(Dataset rows describing interfaces)
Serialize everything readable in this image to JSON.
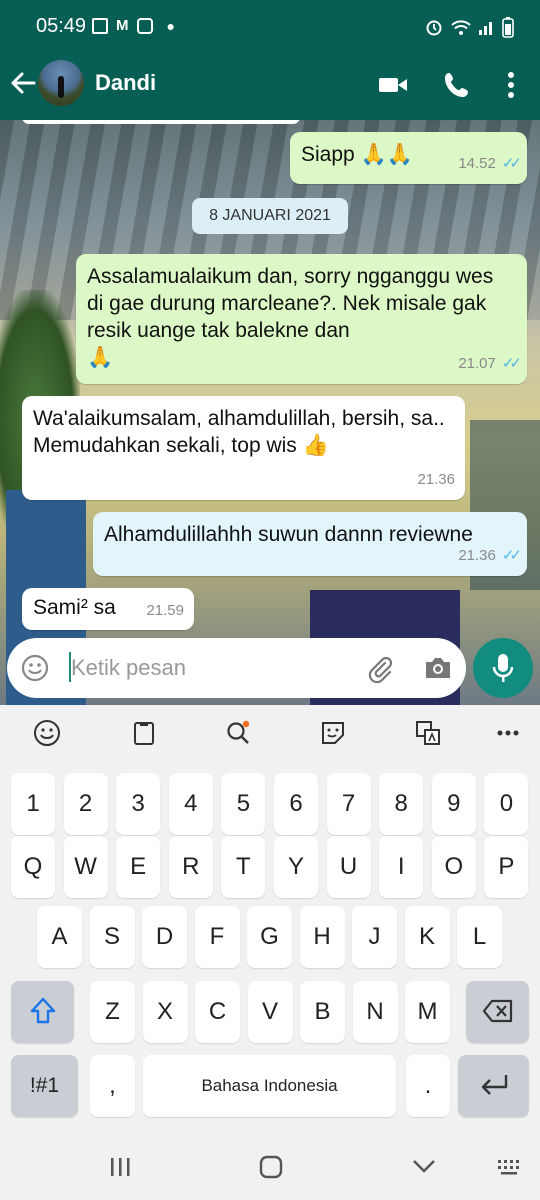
{
  "status_bar": {
    "time": "05:49"
  },
  "header": {
    "contact_name": "Dandi"
  },
  "chat": {
    "messages": [
      {
        "text": "Siapp",
        "emoji": "🙏🙏",
        "time": "14.52",
        "direction": "out",
        "read": true
      },
      {
        "text": "Assalamualaikum dan, sorry ngganggu wes di gae durung marcleane?. Nek misale gak resik uange tak balekne dan",
        "emoji": "🙏",
        "time": "21.07",
        "direction": "out",
        "read": true
      },
      {
        "text_line1": "Wa'alaikumsalam, alhamdulillah, bersih, sa..",
        "text_line2": "Memudahkan sekali, top wis",
        "emoji": "👍",
        "time": "21.36",
        "direction": "in"
      },
      {
        "text": "Alhamdulillahhh suwun dannn reviewne",
        "time": "21.36",
        "direction": "out",
        "read": true
      },
      {
        "text": "Sami² sa",
        "time": "21.59",
        "direction": "in"
      }
    ],
    "date_separator": "8 JANUARI 2021"
  },
  "composer": {
    "placeholder": "Ketik pesan"
  },
  "keyboard": {
    "number_row": [
      "1",
      "2",
      "3",
      "4",
      "5",
      "6",
      "7",
      "8",
      "9",
      "0"
    ],
    "row1": [
      "Q",
      "W",
      "E",
      "R",
      "T",
      "Y",
      "U",
      "I",
      "O",
      "P"
    ],
    "row2": [
      "A",
      "S",
      "D",
      "F",
      "G",
      "H",
      "J",
      "K",
      "L"
    ],
    "row3": [
      "Z",
      "X",
      "C",
      "V",
      "B",
      "N",
      "M"
    ],
    "symbols_key": "!#1",
    "comma_key": ",",
    "space_label": "Bahasa Indonesia",
    "period_key": "."
  },
  "colors": {
    "header": "#075e54",
    "outgoing_bubble": "#dcf8c6",
    "incoming_bubble": "#ffffff",
    "mic_button": "#128c7e",
    "read_ticks": "#4fb6ec"
  }
}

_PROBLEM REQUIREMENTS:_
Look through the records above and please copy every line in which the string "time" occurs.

_OUTPUT:_
    "time": "05:49"
        "time": "14.52",
        "time": "21.07",
        "time": "21.36",
        "time": "21.36",
        "time": "21.59",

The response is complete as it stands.